The Greek translated "for this reason" is διὰ τοῦτο (lit. "because of this"). The phrase is formulaic and uses the neuter demonstrative pronoun τοῦτο ("this") regardless of the antecedent, which is generally abstract. So to OP's #1: there is no strictly syntactic explanation apart from the context. Starting in v. 21 Jesus says:
ἓν ἔργον ἐποίησα καὶ πάντες θαυμάζετε
I did one work and you all marvel
Given the characterization in v. 23 (see below), "one work" here must refer to the healing of the man by the pool Bethesda (5:1-11) that elicited discussion about his attitude toward the Sabbath (vv. 12-18).
διὰ τοῦτο Μωϋσῆς δέδωκεν ὑμῖν τὴν περιτομήν...
διὰ τοῦτο Moses gave you circumcision...
καὶ ἐν σαββάτῳ περιτέμνετε ἄνθρωπον.
and on the sabbath you circumcise a man
εἰ περιτομὴν λαμβάνει ἄνθρωπος ἐν σαββάτῳ
if a man receives circumcision on the sabbath

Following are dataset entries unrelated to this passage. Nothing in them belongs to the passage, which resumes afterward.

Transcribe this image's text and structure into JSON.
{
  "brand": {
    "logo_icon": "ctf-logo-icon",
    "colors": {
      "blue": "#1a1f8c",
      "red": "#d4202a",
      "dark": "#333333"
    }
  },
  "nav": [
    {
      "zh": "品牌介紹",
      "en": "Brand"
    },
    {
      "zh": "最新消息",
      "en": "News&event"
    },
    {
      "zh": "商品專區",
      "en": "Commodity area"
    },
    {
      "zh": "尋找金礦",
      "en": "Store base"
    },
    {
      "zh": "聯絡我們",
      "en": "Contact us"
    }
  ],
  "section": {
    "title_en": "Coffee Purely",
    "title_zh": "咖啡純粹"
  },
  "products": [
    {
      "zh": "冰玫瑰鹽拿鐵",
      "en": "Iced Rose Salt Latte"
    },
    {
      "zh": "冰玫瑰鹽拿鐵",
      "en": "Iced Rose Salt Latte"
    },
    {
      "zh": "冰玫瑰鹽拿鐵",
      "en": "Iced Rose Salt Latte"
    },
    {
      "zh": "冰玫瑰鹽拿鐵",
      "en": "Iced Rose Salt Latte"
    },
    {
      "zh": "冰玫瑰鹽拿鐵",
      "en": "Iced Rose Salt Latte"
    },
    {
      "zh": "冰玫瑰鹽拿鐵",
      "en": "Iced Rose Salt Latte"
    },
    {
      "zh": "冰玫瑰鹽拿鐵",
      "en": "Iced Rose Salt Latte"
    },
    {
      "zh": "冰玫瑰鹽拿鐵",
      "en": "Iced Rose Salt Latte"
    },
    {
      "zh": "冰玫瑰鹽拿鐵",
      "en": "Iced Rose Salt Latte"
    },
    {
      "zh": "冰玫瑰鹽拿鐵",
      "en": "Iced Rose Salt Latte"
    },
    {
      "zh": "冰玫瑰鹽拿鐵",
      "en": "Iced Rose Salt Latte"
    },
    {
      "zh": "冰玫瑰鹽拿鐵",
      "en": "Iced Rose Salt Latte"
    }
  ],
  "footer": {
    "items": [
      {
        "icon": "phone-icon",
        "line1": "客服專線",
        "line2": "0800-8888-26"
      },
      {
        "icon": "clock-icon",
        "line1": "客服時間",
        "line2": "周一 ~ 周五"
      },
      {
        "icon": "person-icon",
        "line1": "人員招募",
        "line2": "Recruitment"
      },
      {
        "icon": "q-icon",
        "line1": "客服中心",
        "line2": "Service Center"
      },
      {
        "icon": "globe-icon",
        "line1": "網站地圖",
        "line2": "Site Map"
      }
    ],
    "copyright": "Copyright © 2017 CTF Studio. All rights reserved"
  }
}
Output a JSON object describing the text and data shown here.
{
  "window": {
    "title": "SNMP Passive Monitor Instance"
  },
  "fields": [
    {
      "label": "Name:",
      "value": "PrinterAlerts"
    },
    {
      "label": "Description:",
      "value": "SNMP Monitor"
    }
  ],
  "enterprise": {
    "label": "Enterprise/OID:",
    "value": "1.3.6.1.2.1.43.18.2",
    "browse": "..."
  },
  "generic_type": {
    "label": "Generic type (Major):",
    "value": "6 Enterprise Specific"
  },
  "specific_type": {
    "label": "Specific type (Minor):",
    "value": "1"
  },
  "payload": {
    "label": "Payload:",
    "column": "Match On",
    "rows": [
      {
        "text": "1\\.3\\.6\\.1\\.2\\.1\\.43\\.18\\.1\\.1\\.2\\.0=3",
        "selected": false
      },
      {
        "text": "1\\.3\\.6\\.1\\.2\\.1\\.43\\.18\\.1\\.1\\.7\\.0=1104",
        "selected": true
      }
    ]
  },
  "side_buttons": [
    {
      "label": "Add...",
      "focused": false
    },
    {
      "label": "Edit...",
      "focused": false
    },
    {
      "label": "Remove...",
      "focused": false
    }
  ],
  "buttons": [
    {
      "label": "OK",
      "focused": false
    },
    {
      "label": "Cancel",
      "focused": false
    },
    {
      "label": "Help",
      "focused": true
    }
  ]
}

ἵνα μὴ λυθῇ ὁ νόμος Μωϋσέως
so that the law of Moses may not be broken
ἐμοὶ χολᾶτε ὅτι ὅλον ἄνθρωπον ὑγιῆ ἐποίησα ἐν σαββάτῳ;
are you angry with me for making a whole man healthy on the sabbath?
Although it has been suggested that διὰ τοῦτο belongs with the preceding verse (i.e. "you marvel because of this"), in Johannine usage (and in fact in normal Koine), the phrase always introduces the content for which it provides an explanation. This was pointed out by Abbott (Johannine Grammar, 1906) and is picked up by most modern commentators. The phrase points to what precedes as an explanation for what follows: "on account of this [that I have just mentioned]..." (Carson). I have found two distinct but related explanations offered on the nature of causality:
"This" refers to Jesus's "work" by Pool of Bethesda: Moses enjoined circumcision, which was to be performed on the eighth day regardless of the Sabbath, as a precedent for Sabbath activities such as the healing. The principle of qal waḥomer can be seen here: if circumcision, involving only part of the body, is to be performed on the sabbath, how much more so Jesus' more comprehensive healing of "the whole body" (v. 23; cf. Matt. 12:11-12).
"This" refers to the larger implications of Jesus' "signs" in John's Gospel: Moses prescribed circumcision to foreshadow and prepare the people for the more thorough cleansing effected by Jesus, the perfecting of "the whole man" hinted at in v. 23. As Hoskyns put it, circumcision was given,
"that it should be a type and anticipation of that greater and entire healing by the Christ, which also of necessity displaces the sabbath."
1. Leon Morris, The Gospel of John, NICNT (Eerdmans, 1995), 361-362.
2. D. A. Carson, The Gospel According to John, PNTC (Eerdmans, 1991), 314-315.
3. Hoskyns, E. C. The Fourth Gospel. ed F. N. Davey. London: Faber & Faber, 1947. Quoted here from George R. Beasley-Murray, John, WBC (Zondervan, 1999), 109.